*** Opening DATA PROVIDED ***

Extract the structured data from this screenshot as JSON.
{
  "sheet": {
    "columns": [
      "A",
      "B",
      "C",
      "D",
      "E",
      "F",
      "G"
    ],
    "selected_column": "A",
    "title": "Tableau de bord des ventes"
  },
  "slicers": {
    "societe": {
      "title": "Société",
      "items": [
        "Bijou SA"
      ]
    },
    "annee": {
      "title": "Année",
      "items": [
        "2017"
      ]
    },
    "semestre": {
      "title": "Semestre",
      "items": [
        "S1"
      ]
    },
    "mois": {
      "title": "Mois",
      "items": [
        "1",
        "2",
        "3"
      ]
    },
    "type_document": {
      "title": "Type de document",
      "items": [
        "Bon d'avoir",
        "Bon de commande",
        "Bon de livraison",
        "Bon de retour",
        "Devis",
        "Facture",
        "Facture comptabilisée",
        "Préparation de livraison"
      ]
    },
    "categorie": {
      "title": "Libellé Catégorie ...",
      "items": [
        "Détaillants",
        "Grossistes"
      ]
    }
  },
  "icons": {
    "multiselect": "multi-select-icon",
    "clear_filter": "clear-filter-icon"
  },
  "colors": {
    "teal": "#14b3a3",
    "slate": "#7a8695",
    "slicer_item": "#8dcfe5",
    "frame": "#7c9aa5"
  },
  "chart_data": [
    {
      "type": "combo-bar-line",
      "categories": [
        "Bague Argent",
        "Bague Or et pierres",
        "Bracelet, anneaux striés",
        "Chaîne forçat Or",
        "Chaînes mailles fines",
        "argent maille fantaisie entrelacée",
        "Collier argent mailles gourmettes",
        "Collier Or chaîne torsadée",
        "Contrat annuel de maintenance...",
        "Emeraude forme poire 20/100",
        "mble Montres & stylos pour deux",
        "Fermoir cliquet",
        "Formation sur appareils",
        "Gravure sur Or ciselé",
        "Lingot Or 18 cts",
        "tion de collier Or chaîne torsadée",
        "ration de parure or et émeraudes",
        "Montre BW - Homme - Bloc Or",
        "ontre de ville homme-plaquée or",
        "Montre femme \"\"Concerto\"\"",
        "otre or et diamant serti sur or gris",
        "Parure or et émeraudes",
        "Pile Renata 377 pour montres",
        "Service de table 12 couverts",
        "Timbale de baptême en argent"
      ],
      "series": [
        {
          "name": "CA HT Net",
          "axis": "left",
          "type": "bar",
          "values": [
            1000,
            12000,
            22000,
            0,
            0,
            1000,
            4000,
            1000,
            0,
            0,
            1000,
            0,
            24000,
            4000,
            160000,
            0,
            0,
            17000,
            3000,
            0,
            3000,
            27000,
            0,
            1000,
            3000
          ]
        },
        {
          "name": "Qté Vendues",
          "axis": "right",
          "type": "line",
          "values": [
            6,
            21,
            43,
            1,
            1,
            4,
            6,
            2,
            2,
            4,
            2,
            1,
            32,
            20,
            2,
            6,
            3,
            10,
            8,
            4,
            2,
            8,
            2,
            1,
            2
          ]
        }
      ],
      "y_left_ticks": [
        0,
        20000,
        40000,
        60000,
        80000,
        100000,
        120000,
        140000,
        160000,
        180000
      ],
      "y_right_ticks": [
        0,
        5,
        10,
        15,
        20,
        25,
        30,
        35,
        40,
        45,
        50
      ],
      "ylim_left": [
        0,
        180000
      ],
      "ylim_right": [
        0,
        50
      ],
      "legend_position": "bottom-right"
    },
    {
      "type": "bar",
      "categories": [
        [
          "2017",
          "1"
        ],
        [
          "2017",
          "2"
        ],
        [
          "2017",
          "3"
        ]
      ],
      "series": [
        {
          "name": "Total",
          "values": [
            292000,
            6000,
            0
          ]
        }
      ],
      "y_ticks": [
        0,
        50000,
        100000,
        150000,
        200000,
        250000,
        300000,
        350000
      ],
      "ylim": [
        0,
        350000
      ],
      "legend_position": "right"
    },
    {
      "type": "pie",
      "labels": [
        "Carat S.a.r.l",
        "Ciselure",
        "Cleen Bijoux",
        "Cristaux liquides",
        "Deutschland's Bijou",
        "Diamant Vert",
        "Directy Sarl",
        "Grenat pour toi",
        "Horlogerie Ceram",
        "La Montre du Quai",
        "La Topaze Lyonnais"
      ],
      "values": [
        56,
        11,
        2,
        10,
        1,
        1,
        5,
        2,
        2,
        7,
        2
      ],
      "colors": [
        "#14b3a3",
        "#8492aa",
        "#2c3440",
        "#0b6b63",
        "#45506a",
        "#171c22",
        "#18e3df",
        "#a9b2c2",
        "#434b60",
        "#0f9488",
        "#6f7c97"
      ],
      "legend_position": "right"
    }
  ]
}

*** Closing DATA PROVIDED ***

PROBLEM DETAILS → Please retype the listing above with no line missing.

TASK RESPONSE →
Extract the structured data from this screenshot as JSON.
{
  "sheet": {
    "columns": [
      "A",
      "B",
      "C",
      "D",
      "E",
      "F",
      "G"
    ],
    "selected_column": "A",
    "title": "Tableau de bord des ventes"
  },
  "slicers": {
    "societe": {
      "title": "Société",
      "items": [
        "Bijou SA"
      ]
    },
    "annee": {
      "title": "Année",
      "items": [
        "2017"
      ]
    },
    "semestre": {
      "title": "Semestre",
      "items": [
        "S1"
      ]
    },
    "mois": {
      "title": "Mois",
      "items": [
        "1",
        "2",
        "3"
      ]
    },
    "type_document": {
      "title": "Type de document",
      "items": [
        "Bon d'avoir",
        "Bon de commande",
        "Bon de livraison",
        "Bon de retour",
        "Devis",
        "Facture",
        "Facture comptabilisée",
        "Préparation de livraison"
      ]
    },
    "categorie": {
      "title": "Libellé Catégorie ...",
      "items": [
        "Détaillants",
        "Grossistes"
      ]
    }
  },
  "icons": {
    "multiselect": "multi-select-icon",
    "clear_filter": "clear-filter-icon"
  },
  "colors": {
    "teal": "#14b3a3",
    "slate": "#7a8695",
    "slicer_item": "#8dcfe5",
    "frame": "#7c9aa5"
  },
  "chart_data": [
    {
      "type": "combo-bar-line",
      "categories": [
        "Bague Argent",
        "Bague Or et pierres",
        "Bracelet, anneaux striés",
        "Chaîne forçat Or",
        "Chaînes mailles fines",
        "argent maille fantaisie entrelacée",
        "Collier argent mailles gourmettes",
        "Collier Or chaîne torsadée",
        "Contrat annuel de maintenance...",
        "Emeraude forme poire 20/100",
        "mble Montres & stylos pour deux",
        "Fermoir cliquet",
        "Formation sur appareils",
        "Gravure sur Or ciselé",
        "Lingot Or 18 cts",
        "tion de collier Or chaîne torsadée",
        "ration de parure or et émeraudes",
        "Montre BW - Homme - Bloc Or",
        "ontre de ville homme-plaquée or",
        "Montre femme \"\"Concerto\"\"",
        "otre or et diamant serti sur or gris",
        "Parure or et émeraudes",
        "Pile Renata 377 pour montres",
        "Service de table 12 couverts",
        "Timbale de baptême en argent"
      ],
      "series": [
        {
          "name": "CA HT Net",
          "axis": "left",
          "type": "bar",
          "values": [
            1000,
            12000,
            22000,
            0,
            0,
            1000,
            4000,
            1000,
            0,
            0,
            1000,
            0,
            24000,
            4000,
            160000,
            0,
            0,
            17000,
            3000,
            0,
            3000,
            27000,
            0,
            1000,
            3000
          ]
        },
        {
          "name": "Qté Vendues",
          "axis": "right",
          "type": "line",
          "values": [
            6,
            21,
            43,
            1,
            1,
            4,
            6,
            2,
            2,
            4,
            2,
            1,
            32,
            20,
            2,
            6,
            3,
            10,
            8,
            4,
            2,
            8,
            2,
            1,
            2
          ]
        }
      ],
      "y_left_ticks": [
        0,
        20000,
        40000,
        60000,
        80000,
        100000,
        120000,
        140000,
        160000,
        180000
      ],
      "y_right_ticks": [
        0,
        5,
        10,
        15,
        20,
        25,
        30,
        35,
        40,
        45,
        50
      ],
      "ylim_left": [
        0,
        180000
      ],
      "ylim_right": [
        0,
        50
      ],
      "legend_position": "bottom-right"
    },
    {
      "type": "bar",
      "categories": [
        [
          "2017",
          "1"
        ],
        [
          "2017",
          "2"
        ],
        [
          "2017",
          "3"
        ]
      ],
      "series": [
        {
          "name": "Total",
          "values": [
            292000,
            6000,
            0
          ]
        }
      ],
      "y_ticks": [
        0,
        50000,
        100000,
        150000,
        200000,
        250000,
        300000,
        350000
      ],
      "ylim": [
        0,
        350000
      ],
      "legend_position": "right"
    },
    {
      "type": "pie",
      "labels": [
        "Carat S.a.r.l",
        "Ciselure",
        "Cleen Bijoux",
        "Cristaux liquides",
        "Deutschland's Bijou",
        "Diamant Vert",
        "Directy Sarl",
        "Grenat pour toi",
        "Horlogerie Ceram",
        "La Montre du Quai",
        "La Topaze Lyonnais"
      ],
      "values": [
        56,
        11,
        2,
        10,
        1,
        1,
        5,
        2,
        2,
        7,
        2
      ],
      "colors": [
        "#14b3a3",
        "#8492aa",
        "#2c3440",
        "#0b6b63",
        "#45506a",
        "#171c22",
        "#18e3df",
        "#a9b2c2",
        "#434b60",
        "#0f9488",
        "#6f7c97"
      ],
      "legend_position": "right"
    }
  ]
}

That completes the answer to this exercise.